Data items

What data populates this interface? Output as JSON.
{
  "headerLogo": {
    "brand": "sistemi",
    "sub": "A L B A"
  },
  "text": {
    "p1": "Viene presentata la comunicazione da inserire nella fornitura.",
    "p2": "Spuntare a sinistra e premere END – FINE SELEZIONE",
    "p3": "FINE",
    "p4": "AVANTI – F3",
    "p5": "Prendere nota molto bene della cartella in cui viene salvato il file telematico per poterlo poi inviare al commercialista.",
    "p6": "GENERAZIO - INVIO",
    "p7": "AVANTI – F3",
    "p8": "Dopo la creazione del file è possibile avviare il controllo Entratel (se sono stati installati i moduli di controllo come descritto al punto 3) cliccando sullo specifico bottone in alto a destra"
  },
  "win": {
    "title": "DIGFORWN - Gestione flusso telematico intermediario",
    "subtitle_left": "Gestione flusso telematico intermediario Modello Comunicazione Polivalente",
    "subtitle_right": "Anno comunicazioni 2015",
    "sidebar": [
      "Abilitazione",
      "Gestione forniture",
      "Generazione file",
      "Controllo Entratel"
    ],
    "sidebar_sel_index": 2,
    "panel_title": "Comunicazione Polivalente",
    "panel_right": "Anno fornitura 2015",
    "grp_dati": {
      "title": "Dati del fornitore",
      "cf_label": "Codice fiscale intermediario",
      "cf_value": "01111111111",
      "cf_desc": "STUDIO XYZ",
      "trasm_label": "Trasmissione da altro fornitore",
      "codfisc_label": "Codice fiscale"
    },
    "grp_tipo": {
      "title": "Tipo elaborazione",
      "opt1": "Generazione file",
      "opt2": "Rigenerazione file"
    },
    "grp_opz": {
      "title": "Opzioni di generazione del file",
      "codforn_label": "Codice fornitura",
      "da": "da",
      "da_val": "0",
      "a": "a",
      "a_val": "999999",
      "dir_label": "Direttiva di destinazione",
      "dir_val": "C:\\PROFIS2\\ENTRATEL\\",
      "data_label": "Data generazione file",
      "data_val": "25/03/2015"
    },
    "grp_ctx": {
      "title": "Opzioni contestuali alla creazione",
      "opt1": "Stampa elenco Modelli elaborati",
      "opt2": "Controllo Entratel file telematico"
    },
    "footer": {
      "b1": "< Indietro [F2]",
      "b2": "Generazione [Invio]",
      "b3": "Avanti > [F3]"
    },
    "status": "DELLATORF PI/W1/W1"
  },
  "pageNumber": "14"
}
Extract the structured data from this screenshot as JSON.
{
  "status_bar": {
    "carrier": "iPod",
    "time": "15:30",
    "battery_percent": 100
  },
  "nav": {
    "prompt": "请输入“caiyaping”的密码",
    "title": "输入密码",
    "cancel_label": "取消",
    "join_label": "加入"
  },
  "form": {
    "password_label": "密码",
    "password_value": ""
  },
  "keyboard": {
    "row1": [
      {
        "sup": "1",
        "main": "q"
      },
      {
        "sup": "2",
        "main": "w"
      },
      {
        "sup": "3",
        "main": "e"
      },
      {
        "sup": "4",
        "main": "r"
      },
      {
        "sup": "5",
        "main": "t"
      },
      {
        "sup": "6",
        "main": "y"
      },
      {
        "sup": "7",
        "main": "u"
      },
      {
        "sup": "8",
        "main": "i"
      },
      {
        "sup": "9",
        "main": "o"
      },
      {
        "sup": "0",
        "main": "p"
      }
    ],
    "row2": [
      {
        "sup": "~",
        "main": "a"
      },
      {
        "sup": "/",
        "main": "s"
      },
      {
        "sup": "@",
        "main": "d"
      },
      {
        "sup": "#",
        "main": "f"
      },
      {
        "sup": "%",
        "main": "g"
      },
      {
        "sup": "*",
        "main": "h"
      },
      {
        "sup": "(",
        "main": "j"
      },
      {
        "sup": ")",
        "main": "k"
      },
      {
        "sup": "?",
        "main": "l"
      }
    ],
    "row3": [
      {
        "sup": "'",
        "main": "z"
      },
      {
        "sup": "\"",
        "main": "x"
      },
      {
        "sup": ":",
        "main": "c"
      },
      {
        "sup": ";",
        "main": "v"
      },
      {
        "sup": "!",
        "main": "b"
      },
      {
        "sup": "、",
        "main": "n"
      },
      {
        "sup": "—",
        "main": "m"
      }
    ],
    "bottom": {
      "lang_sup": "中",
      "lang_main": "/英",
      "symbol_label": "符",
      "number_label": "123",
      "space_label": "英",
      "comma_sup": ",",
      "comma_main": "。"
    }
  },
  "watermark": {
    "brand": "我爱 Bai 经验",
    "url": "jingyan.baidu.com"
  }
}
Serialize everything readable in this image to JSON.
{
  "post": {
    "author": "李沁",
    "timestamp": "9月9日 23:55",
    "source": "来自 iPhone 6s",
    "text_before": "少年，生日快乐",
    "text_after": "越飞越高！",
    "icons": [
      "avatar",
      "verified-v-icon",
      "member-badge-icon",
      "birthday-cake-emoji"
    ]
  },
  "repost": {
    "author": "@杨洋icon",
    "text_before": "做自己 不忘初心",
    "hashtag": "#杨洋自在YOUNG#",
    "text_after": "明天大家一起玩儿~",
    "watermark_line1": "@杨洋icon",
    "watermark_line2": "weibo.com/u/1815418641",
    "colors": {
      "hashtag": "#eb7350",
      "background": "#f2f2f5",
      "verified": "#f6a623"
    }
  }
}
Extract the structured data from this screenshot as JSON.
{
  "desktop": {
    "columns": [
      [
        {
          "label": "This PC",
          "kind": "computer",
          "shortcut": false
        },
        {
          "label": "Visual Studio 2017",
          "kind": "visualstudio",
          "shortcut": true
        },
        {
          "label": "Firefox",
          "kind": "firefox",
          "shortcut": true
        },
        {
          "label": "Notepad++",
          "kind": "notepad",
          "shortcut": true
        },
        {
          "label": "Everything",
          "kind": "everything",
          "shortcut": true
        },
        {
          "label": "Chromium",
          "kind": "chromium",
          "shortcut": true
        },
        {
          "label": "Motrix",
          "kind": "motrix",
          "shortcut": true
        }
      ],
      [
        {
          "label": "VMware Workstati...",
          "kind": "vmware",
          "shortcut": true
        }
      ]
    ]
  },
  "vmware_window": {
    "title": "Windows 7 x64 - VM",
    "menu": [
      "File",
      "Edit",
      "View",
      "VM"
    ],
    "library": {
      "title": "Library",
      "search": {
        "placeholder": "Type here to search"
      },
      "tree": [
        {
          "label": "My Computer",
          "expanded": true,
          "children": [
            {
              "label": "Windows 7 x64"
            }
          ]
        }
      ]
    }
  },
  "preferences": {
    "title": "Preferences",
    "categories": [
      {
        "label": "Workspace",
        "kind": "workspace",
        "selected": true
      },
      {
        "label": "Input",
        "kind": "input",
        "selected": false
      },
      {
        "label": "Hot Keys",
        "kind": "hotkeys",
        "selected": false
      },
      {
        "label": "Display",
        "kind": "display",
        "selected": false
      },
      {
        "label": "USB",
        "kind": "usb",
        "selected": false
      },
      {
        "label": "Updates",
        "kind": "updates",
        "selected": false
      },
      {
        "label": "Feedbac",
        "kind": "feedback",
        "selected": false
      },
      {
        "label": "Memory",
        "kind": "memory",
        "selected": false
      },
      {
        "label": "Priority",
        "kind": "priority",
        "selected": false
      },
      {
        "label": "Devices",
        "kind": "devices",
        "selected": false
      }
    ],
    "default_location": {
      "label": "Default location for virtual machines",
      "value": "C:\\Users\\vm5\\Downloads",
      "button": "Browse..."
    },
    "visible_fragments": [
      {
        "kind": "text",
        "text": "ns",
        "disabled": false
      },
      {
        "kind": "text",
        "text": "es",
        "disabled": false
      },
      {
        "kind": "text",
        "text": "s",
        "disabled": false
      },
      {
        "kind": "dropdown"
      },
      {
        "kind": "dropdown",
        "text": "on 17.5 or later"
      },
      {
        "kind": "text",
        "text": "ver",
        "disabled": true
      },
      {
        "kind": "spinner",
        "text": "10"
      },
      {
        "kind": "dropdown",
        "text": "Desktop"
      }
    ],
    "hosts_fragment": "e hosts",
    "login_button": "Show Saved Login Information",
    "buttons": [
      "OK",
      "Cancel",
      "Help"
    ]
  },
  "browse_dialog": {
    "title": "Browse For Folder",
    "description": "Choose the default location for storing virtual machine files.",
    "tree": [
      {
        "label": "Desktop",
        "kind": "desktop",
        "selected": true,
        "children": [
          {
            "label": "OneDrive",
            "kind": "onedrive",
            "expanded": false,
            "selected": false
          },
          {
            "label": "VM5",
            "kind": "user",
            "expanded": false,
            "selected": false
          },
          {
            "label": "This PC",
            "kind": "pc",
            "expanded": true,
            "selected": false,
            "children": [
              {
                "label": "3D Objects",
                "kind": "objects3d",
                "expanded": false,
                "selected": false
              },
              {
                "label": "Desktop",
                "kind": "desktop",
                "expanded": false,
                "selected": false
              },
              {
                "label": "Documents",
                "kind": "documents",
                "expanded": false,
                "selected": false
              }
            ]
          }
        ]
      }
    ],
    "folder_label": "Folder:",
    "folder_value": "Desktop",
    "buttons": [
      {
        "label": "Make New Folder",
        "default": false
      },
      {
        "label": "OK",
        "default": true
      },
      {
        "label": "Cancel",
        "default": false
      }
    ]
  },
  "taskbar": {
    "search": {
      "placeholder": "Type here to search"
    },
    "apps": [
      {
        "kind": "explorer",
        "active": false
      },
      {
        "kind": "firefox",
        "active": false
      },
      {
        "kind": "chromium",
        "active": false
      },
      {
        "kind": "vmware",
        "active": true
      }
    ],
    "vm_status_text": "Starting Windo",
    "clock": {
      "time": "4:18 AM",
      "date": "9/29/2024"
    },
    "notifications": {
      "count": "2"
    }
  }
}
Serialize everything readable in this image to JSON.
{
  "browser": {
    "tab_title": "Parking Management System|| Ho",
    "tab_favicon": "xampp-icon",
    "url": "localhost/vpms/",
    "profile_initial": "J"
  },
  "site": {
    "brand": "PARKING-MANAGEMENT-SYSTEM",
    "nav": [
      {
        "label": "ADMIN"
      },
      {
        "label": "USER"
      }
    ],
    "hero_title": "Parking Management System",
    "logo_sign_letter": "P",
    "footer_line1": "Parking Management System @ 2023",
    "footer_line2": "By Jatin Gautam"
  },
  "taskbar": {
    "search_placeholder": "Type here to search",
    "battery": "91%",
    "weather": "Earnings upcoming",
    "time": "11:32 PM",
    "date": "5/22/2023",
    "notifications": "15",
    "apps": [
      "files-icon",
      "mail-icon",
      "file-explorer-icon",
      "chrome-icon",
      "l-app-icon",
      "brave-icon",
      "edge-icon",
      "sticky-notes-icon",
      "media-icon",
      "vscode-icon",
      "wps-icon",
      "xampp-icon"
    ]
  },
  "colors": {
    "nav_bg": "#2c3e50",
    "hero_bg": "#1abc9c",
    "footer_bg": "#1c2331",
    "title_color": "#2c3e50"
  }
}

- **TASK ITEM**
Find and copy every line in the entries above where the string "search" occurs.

- **EXERCISE SOLUTION**
      "search": {
        "placeholder": "Type here to search"
    "search": {
      "placeholder": "Type here to search"
    "search_placeholder": "Type here to search",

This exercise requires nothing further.